I turned off my smartphone and headed with roughly hundred other people into the Gobi Desert to participate in the RacingThePlanet Gobi March ultramarathon. The seven-day race consisted of 250km course over six days at the end of July and the start of August.
Competitors have to carry everything they need during the race – minus water and tents – in their backpacks which usually weigh 10kg without the water.
The race was the very first running event I ever took part in. I had only started running 90 days before the race, so my only goal was tocomplete as many sections of the course as possible.
The first two days flew by, because I was running on adrenaline. The backpack felt light and the distance for each day seemed manageable. I became an expert in taking care of my blisters and my equipment. I was mesmerised by the landscape and even adjusted to sharing a tent and not showering. After couple of days, cleaning yourself with wet wipes feels like the most luxurious spa treatment.
On the third day, my inexperience as a long-distance runner started to show. I was excited to speed through a 2km downhill section followed by undulating sand dunes.
This resulted in a painful shin splint, which feels like someone inserting a very long needle between your leg bone and the muscle.
The injury wasn’t exactly the set-up I wished to have on the fourth day, at the beginning of the 80km long march. The pain was unbearable as I limped along, and the first 20km were the hardest of my life.
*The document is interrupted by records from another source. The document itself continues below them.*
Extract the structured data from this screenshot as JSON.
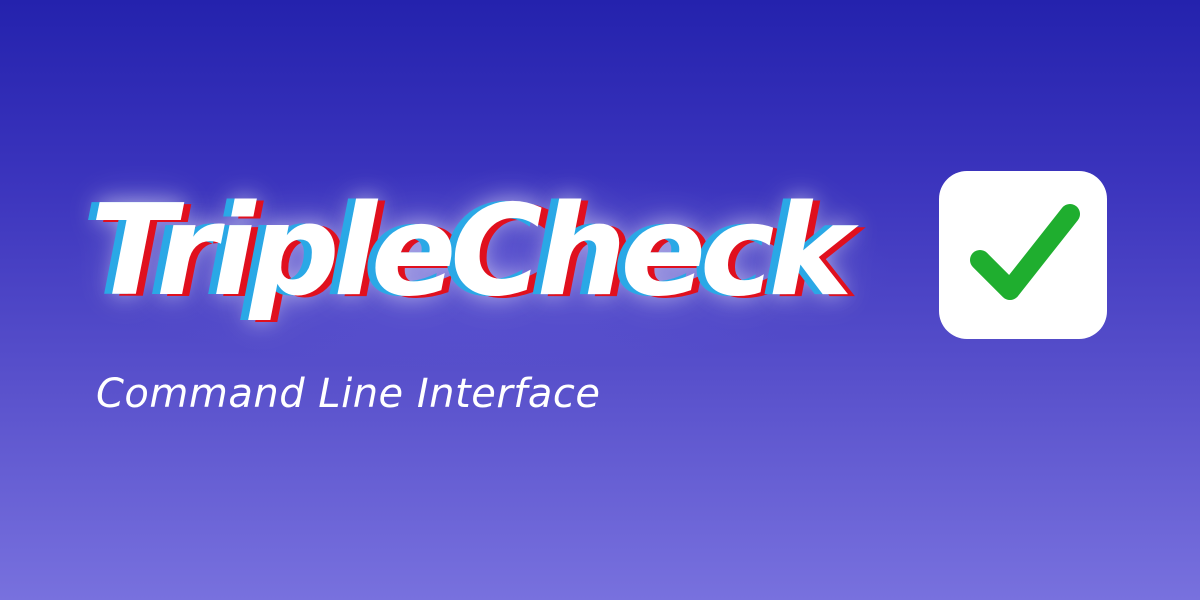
{
  "title": "TripleCheck",
  "subtitle": "Command Line Interface",
  "icons": {
    "badge": "checkmark-icon"
  },
  "colors": {
    "background_top": "#2422ad",
    "background_bottom": "#7871de",
    "title_text": "#ffffff",
    "title_shadow_cyan": "#2aa8e6",
    "title_shadow_red": "#e0101e",
    "check_green": "#1fae2f",
    "badge_background": "#ffffff"
  }
}
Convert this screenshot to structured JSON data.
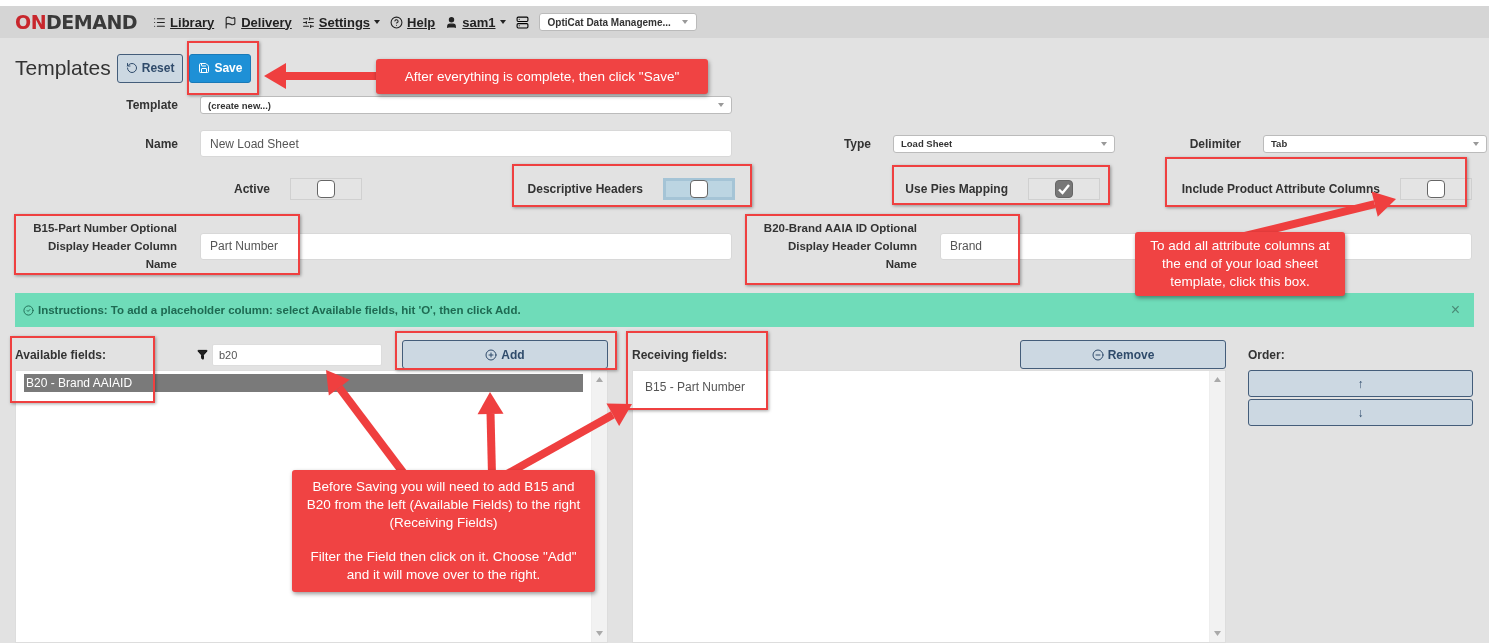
{
  "nav": {
    "brand": {
      "accent": "ON",
      "rest": "DEMAND"
    },
    "links": [
      {
        "label": "Library",
        "kind": "library",
        "dropdown": false
      },
      {
        "label": "Delivery",
        "kind": "delivery",
        "dropdown": false
      },
      {
        "label": "Settings",
        "kind": "settings",
        "dropdown": true
      },
      {
        "label": "Help",
        "kind": "help",
        "dropdown": false
      },
      {
        "label": "sam1",
        "kind": "user",
        "dropdown": true
      }
    ],
    "catalog_select": "OptiCat Data Manageme..."
  },
  "header": {
    "title": "Templates",
    "buttons": [
      {
        "label": "Reset",
        "kind": "reset"
      },
      {
        "label": "Save",
        "kind": "save"
      }
    ]
  },
  "form": {
    "template": {
      "label": "Template",
      "value": "(create new...)"
    },
    "name": {
      "label": "Name",
      "value": "New Load Sheet"
    },
    "type": {
      "label": "Type",
      "value": "Load Sheet"
    },
    "delimiter": {
      "label": "Delimiter",
      "value": "Tab"
    },
    "toggles": [
      {
        "label": "Active",
        "checked": false,
        "focused": false
      },
      {
        "label": "Descriptive Headers",
        "checked": false,
        "focused": true
      },
      {
        "label": "Use Pies Mapping",
        "checked": true,
        "focused": false
      },
      {
        "label": "Include Product Attribute Columns",
        "checked": false,
        "focused": false
      }
    ],
    "header_names": [
      {
        "label": "B15-Part Number Optional Display Header Column Name",
        "value": "Part Number"
      },
      {
        "label": "B20-Brand AAIA ID Optional Display Header Column Name",
        "value": "Brand"
      }
    ]
  },
  "instructions": {
    "text": "Instructions: To add a placeholder column: select Available fields, hit 'O', then click Add.",
    "close": "×"
  },
  "available": {
    "label": "Available fields:",
    "filter": "b20",
    "button": "Add",
    "items": [
      {
        "label": "B20 - Brand AAIAID",
        "selected": true
      }
    ]
  },
  "receiving": {
    "label": "Receiving fields:",
    "button": "Remove",
    "items": [
      {
        "label": "B15 - Part Number",
        "selected": false
      }
    ]
  },
  "order": {
    "label": "Order:",
    "buttons": [
      "↑",
      "↓"
    ]
  },
  "annotations": {
    "callouts": [
      {
        "paragraphs": [
          "After everything is complete, then click \"Save\""
        ]
      },
      {
        "paragraphs": [
          "To add all attribute columns at the end of your load sheet template, click this box."
        ]
      },
      {
        "paragraphs": [
          "Before Saving you will need to add B15 and B20 from the left (Available Fields) to the right (Receiving Fields)",
          "Filter the Field then click on it.  Choose \"Add\" and it will move over to the right."
        ]
      }
    ]
  }
}
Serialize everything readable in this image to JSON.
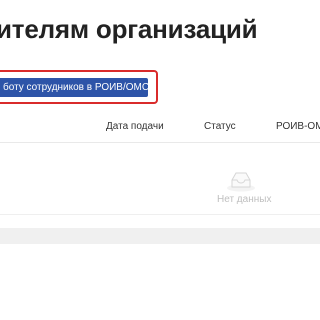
{
  "header": {
    "title": "ителям организаций"
  },
  "toolbar": {
    "action_label": "боту сотрудников в РОИВ/ОМСУ"
  },
  "table": {
    "columns": [
      "",
      "Дата подачи",
      "Статус",
      "РОИВ-ОМС"
    ],
    "empty_text": "Нет данных"
  },
  "colors": {
    "button_bg": "#2d54a8",
    "highlight_border": "#d92b2b",
    "band_bg": "#f0f0f0"
  },
  "icons": {
    "empty_state": "empty-inbox-icon"
  }
}
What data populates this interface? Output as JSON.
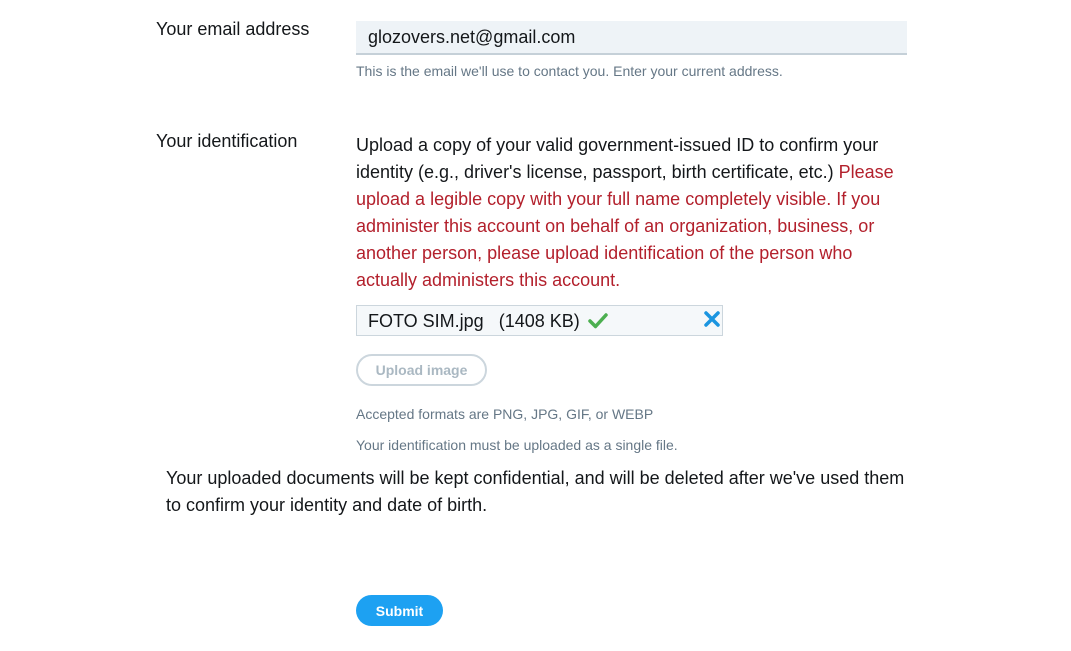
{
  "email": {
    "label": "Your email address",
    "value": "glozovers.net@gmail.com",
    "help": "This is the email we'll use to contact you. Enter your current address."
  },
  "identification": {
    "label": "Your identification",
    "instructions": "Upload a copy of your valid government-issued ID to confirm your identity (e.g., driver's license, passport, birth certificate, etc.)",
    "warning": "Please upload a legible copy with your full name completely visible. If you administer this account on behalf of an organization, business, or another person, please upload identification of the person who actually administers this account.",
    "file": {
      "name": "FOTO SIM.jpg",
      "size": "(1408 KB)",
      "status_icon": "check-icon",
      "remove_icon": "close-icon"
    },
    "upload_button": "Upload image",
    "formats_note": "Accepted formats are PNG, JPG, GIF, or WEBP",
    "single_file_note": "Your identification must be uploaded as a single file."
  },
  "confidential_note": "Your uploaded documents will be kept confidential, and will be deleted after we've used them to confirm your identity and date of birth.",
  "submit_button": "Submit",
  "colors": {
    "accent": "#1da1f2",
    "warning": "#b3202c",
    "success": "#4caf50",
    "muted": "#657786"
  }
}
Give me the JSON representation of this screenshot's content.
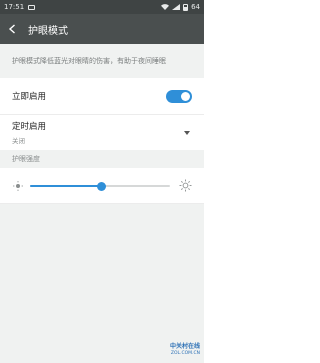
{
  "status_bar": {
    "time": "17:51",
    "battery_level": "64",
    "icons": [
      "image-icon",
      "wifi-icon",
      "signal-icon",
      "battery-icon"
    ]
  },
  "toolbar": {
    "title": "护眼模式",
    "back_icon": "back-chevron-icon"
  },
  "description": "护眼模式降低蓝光对眼睛的伤害，有助于夜间睡眠",
  "settings": {
    "enable_now": {
      "label": "立即启用",
      "enabled": true
    },
    "schedule": {
      "label": "定时启用",
      "value": "关闭"
    }
  },
  "brightness": {
    "header": "护眼强度",
    "level_percent": 51
  },
  "watermark": {
    "main": "中关村在线",
    "sub": "ZOL.COM.CN"
  },
  "colors": {
    "accent": "#2f8fd8",
    "toolbar": "#4a4f4f",
    "status_bar": "#3f4444",
    "background": "#f0f2f1"
  }
}
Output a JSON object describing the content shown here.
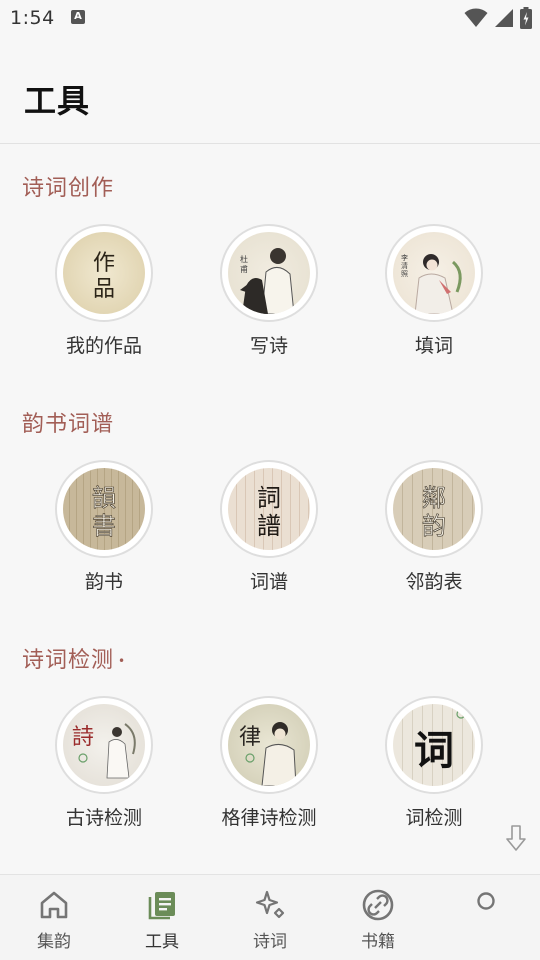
{
  "status": {
    "time": "1:54",
    "notif_badge": "A"
  },
  "header": {
    "title": "工具"
  },
  "sections": [
    {
      "title": "诗词创作",
      "tools": [
        {
          "label": "我的作品",
          "icon": "works-icon",
          "art": "作品"
        },
        {
          "label": "写诗",
          "icon": "poet-portrait-icon",
          "art": "杜甫"
        },
        {
          "label": "填词",
          "icon": "lady-portrait-icon",
          "art": "李清照"
        }
      ]
    },
    {
      "title": "韵书词谱",
      "tools": [
        {
          "label": "韵书",
          "icon": "rhyme-book-icon",
          "art": "韻書"
        },
        {
          "label": "词谱",
          "icon": "ci-pattern-icon",
          "art": "詞譜"
        },
        {
          "label": "邻韵表",
          "icon": "neighbor-rhyme-icon",
          "art": "鄰韵"
        }
      ]
    },
    {
      "title": "诗词检测",
      "title_suffix": "•",
      "tools": [
        {
          "label": "古诗检测",
          "icon": "ancient-poem-check-icon",
          "art": "詩"
        },
        {
          "label": "格律诗检测",
          "icon": "regulated-verse-check-icon",
          "art": "律"
        },
        {
          "label": "词检测",
          "icon": "ci-check-icon",
          "art": "词"
        }
      ]
    }
  ],
  "tabbar": {
    "tabs": [
      {
        "label": "集韵",
        "icon": "home-icon",
        "active": false
      },
      {
        "label": "工具",
        "icon": "tools-book-icon",
        "active": true
      },
      {
        "label": "诗词",
        "icon": "sparkle-icon",
        "active": false
      },
      {
        "label": "书籍",
        "icon": "link-icon",
        "active": false
      },
      {
        "label": "",
        "icon": "circle-icon",
        "active": false
      }
    ]
  },
  "colors": {
    "accent": "#a25e56",
    "tab_active": "#6b8c58",
    "tab_inactive": "#757575"
  }
}
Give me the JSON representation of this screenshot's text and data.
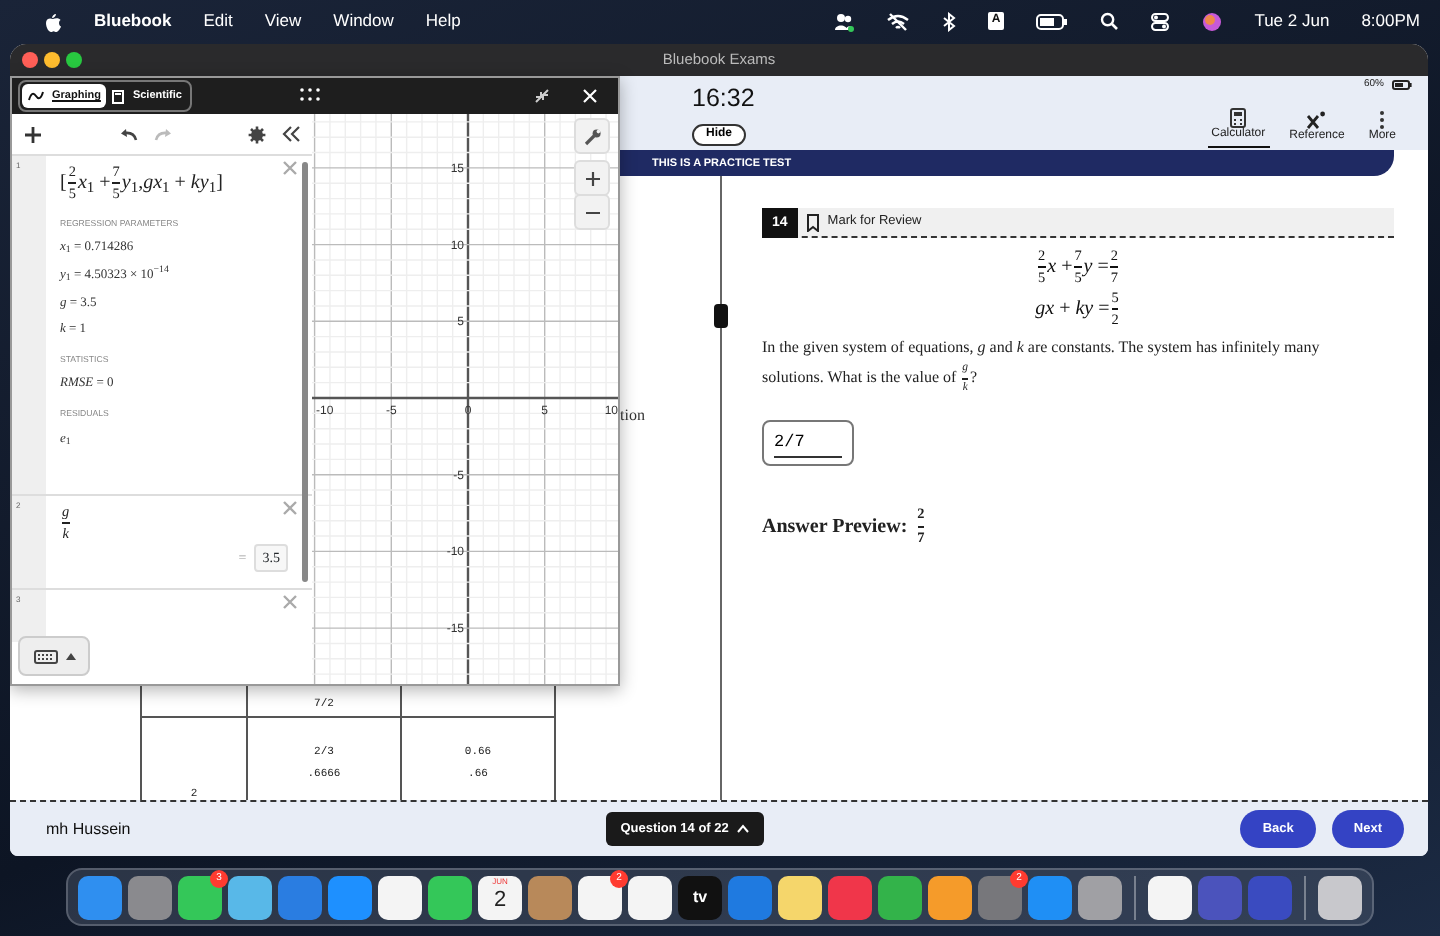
{
  "menu_bar": {
    "app": "Bluebook",
    "items": [
      "Edit",
      "View",
      "Window",
      "Help"
    ],
    "input_source": "A",
    "date": "Tue 2 Jun",
    "time": "8:00PM"
  },
  "window": {
    "title": "Bluebook Exams"
  },
  "header": {
    "timer": "16:32",
    "hide_label": "Hide",
    "battery": "60%",
    "tools": [
      {
        "kind": "calculator",
        "label": "Calculator",
        "selected": true
      },
      {
        "kind": "reference",
        "label": "Reference",
        "selected": false
      },
      {
        "kind": "more",
        "label": "More",
        "selected": false
      }
    ]
  },
  "banner": "THIS IS A PRACTICE TEST",
  "calculator": {
    "tabs": [
      {
        "kind": "graphing",
        "label": "Graphing",
        "selected": true
      },
      {
        "kind": "scientific",
        "label": "Scientific",
        "selected": false
      }
    ],
    "expressions": [
      {
        "number": "1",
        "kind": "regression",
        "formula": [
          "[",
          {
            "num": "2",
            "den": "5"
          },
          "*x*$_{1}$ + ",
          {
            "num": "7",
            "den": "5"
          },
          "*y*$_{1}$,*gx*$_{1}$ + *ky*$_{1}$",
          "]"
        ],
        "sections": [
          {
            "heading": "REGRESSION PARAMETERS",
            "lines": [
              "*x*$_{1}$ = 0.714286",
              "*y*$_{1}$ = 4.50323 × 10$^{−14}$",
              "*g* = 3.5",
              "*k* = 1"
            ]
          },
          {
            "heading": "STATISTICS",
            "lines": [
              "*RMSE* = 0"
            ]
          },
          {
            "heading": "RESIDUALS",
            "lines": [
              "*e*$_{1}$"
            ]
          }
        ]
      },
      {
        "number": "2",
        "kind": "value",
        "formula": [
          {
            "num": "*g*",
            "den": "*k*"
          }
        ],
        "result_sign": "=",
        "result": "3.5"
      },
      {
        "number": "3",
        "kind": "empty"
      }
    ],
    "graph": {
      "x_labels": [
        "-10",
        "-5",
        "0",
        "5",
        "10"
      ],
      "y_labels": [
        "15",
        "10",
        "5",
        "-5",
        "-10",
        "-15"
      ]
    }
  },
  "left_pane": {
    "partial_text": "tion",
    "table_rows": [
      [
        [],
        [
          "7/2"
        ],
        []
      ],
      [
        [
          "2"
        ],
        [
          "2/3",
          ".6666"
        ],
        [
          "0.66",
          ".66"
        ]
      ]
    ]
  },
  "question": {
    "number": "14",
    "mark_label": "Mark for Review",
    "marked": false,
    "equations": [
      [
        {
          "num": "2",
          "den": "5"
        },
        "*x* + ",
        {
          "num": "7",
          "den": "5"
        },
        "*y* = ",
        {
          "num": "2",
          "den": "7"
        }
      ],
      [
        "*gx* + *ky* = ",
        {
          "num": "5",
          "den": "2"
        }
      ]
    ],
    "prompt": [
      "In the given system of equations, *g* and *k* are constants. The system has infinitely many solutions. What is the value of ",
      {
        "num": "*g*",
        "den": "*k*"
      },
      "?"
    ],
    "answer": "2/7",
    "preview_label": "Answer Preview:",
    "preview": [
      {
        "num": "2",
        "den": "7"
      }
    ]
  },
  "footer": {
    "student": "mh Hussein",
    "progress": "Question 14 of 22",
    "back": "Back",
    "next": "Next"
  },
  "dock": [
    {
      "kind": "app",
      "color": "#2f8ff0"
    },
    {
      "kind": "app",
      "color": "#8a8a8e"
    },
    {
      "kind": "app",
      "color": "#34c759",
      "badge": "3"
    },
    {
      "kind": "app",
      "color": "#58b8e8"
    },
    {
      "kind": "app",
      "color": "#2a7de1"
    },
    {
      "kind": "app",
      "color": "#1e90ff"
    },
    {
      "kind": "app",
      "color": "#f4f4f4"
    },
    {
      "kind": "app",
      "color": "#34c759"
    },
    {
      "kind": "calendar",
      "color": "#f4f4f4",
      "month": "JUN",
      "day": "2"
    },
    {
      "kind": "app",
      "color": "#b8895a"
    },
    {
      "kind": "app",
      "color": "#f4f4f4",
      "badge": "2"
    },
    {
      "kind": "app",
      "color": "#f4f4f4"
    },
    {
      "kind": "tv",
      "color": "#111111",
      "label": "tv"
    },
    {
      "kind": "app",
      "color": "#1f7ae0"
    },
    {
      "kind": "app",
      "color": "#f5d66b"
    },
    {
      "kind": "app",
      "color": "#f0364a"
    },
    {
      "kind": "app",
      "color": "#33b34a"
    },
    {
      "kind": "app",
      "color": "#f59b2a"
    },
    {
      "kind": "app",
      "color": "#77777b",
      "badge": "2"
    },
    {
      "kind": "app",
      "color": "#1f8ff5"
    },
    {
      "kind": "app",
      "color": "#a0a0a4"
    },
    {
      "kind": "separator"
    },
    {
      "kind": "app",
      "color": "#f4f4f4"
    },
    {
      "kind": "app",
      "color": "#4b53bc"
    },
    {
      "kind": "app",
      "color": "#3a4bc0"
    },
    {
      "kind": "separator"
    },
    {
      "kind": "app",
      "color": "#c8c8cc"
    }
  ]
}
One thing the ultramarathon teaches you is that no matter how much you prepare for the race, your body will make the decisions for you in extreme conditions. If your body decides you are not running that day, there is nothing you can do about it.
At moments I was screaming in pain, well knowingly no one would hear me. I kept going. By the time I reached the 50km checkpoint, I was bawling my eyes out, proud of myself for making it that far.
At each 10km checkpoint of the long march I asked from the medical staff the maximum amount of painkillers allowed. For the next three days I would consume more painkillers than I would usually do in a year.
Under normal circumstances I would have stopped running. , and I wasn’t the only one. By the second-last day the camp ran out of painkillers, including the racers’ personal supplies
By the last marathon-length day I couldn’t run any more. Going uphill and downhill was especially unbearable. I wanted to quit. I was tired, frustrated and hated how slow I was. My knight in shining armour arrived in the form a fellow participant.
Not only did he lend me one of his walking poles, he also said something very important. “I will not let you quit. I will drag you across the finish line by your feet if I have to.” Roughly 10km later I said the same words to him, when his energy levels dropped whereas I was feeling better.
Our encounter was nothing unusual. Towards the end of the week, especially after the long march, there are more and more people hugging each other saying “thank you for helping me to get through that stage, I could have not made it without you”.
When the last competitor of the day arrives in camp, everyone gathers at the finish line to give them a round of applause as well as much-needed hugs.
The race is so incredibly demanding both physically and mentally; even the top runners have dark moments.
To my great surprise, actually finishing the race was the least exciting part of the week.
Crossing the finish line, I felt nothing. I just stared at my medal feeling empty and not quite understanding what had just happened. To my even greater surprise, the week after the race was mentally the hardest.
Withdrawing yourself from a project that has taken everything you have both physically and mentally takes its toll. I wasn’t alone with this experience as post-race blues is a very common symptom among ultramarathoners. I had my biggest highs and most miserable lows during the race, confirming the old cliché that it is about the journey, not the destination.
Did I learn to love trail running in my process of becoming an ultramarathoner in 90 days? Yes. Once my toenails grow back I will definitely become one of those people who run along Hong Kong trails early on weekend mornings. The biggest obstacle in trail running, as most things in life, is actually starting.
On a seven-day ultramarathon there is more than plenty of time to stay with your own thoughts. And if there was one thing I learned along the process, it is that you are much more capable than you think. You just need to be patient about it and let the progress come. It is a marathon, not a sprint.